Task details — Read the lines below. Copy out any that hold the string "suggestions".

━━━ Records for processing

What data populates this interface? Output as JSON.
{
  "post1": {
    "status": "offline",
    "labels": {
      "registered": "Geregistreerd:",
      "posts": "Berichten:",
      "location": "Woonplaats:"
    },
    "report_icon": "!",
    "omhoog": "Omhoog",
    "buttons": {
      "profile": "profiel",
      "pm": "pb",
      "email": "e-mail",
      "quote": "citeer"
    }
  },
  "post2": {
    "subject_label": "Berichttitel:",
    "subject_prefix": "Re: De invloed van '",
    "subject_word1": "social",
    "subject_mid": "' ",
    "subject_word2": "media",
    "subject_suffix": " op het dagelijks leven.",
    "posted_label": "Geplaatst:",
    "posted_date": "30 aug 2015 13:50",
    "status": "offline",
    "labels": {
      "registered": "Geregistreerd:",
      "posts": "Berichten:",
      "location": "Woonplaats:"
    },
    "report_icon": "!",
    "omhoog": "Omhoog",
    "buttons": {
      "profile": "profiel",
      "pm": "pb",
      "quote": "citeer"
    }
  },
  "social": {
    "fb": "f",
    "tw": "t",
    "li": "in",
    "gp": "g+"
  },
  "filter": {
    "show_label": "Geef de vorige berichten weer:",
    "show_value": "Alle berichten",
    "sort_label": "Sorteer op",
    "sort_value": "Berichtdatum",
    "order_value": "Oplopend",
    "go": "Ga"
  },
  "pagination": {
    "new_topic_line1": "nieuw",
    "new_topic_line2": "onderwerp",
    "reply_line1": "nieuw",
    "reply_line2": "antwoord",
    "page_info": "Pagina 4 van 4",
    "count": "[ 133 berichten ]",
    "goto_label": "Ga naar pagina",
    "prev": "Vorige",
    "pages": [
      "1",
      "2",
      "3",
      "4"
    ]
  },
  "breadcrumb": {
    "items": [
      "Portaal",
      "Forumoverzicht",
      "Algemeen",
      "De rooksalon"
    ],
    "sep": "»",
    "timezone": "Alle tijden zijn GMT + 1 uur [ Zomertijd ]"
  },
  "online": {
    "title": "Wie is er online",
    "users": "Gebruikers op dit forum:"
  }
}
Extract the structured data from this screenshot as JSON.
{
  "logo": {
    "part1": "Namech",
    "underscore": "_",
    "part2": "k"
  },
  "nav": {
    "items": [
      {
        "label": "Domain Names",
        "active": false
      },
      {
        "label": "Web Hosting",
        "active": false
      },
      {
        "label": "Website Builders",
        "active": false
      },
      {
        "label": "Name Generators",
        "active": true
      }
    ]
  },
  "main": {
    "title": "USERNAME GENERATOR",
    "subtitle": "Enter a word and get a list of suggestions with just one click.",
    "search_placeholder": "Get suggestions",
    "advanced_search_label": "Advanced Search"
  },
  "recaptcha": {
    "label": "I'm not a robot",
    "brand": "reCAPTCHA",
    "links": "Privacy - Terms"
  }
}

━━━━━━

Answer box —
    "subtitle": "Enter a word and get a list of suggestions with just one click.",
    "search_placeholder": "Get suggestions",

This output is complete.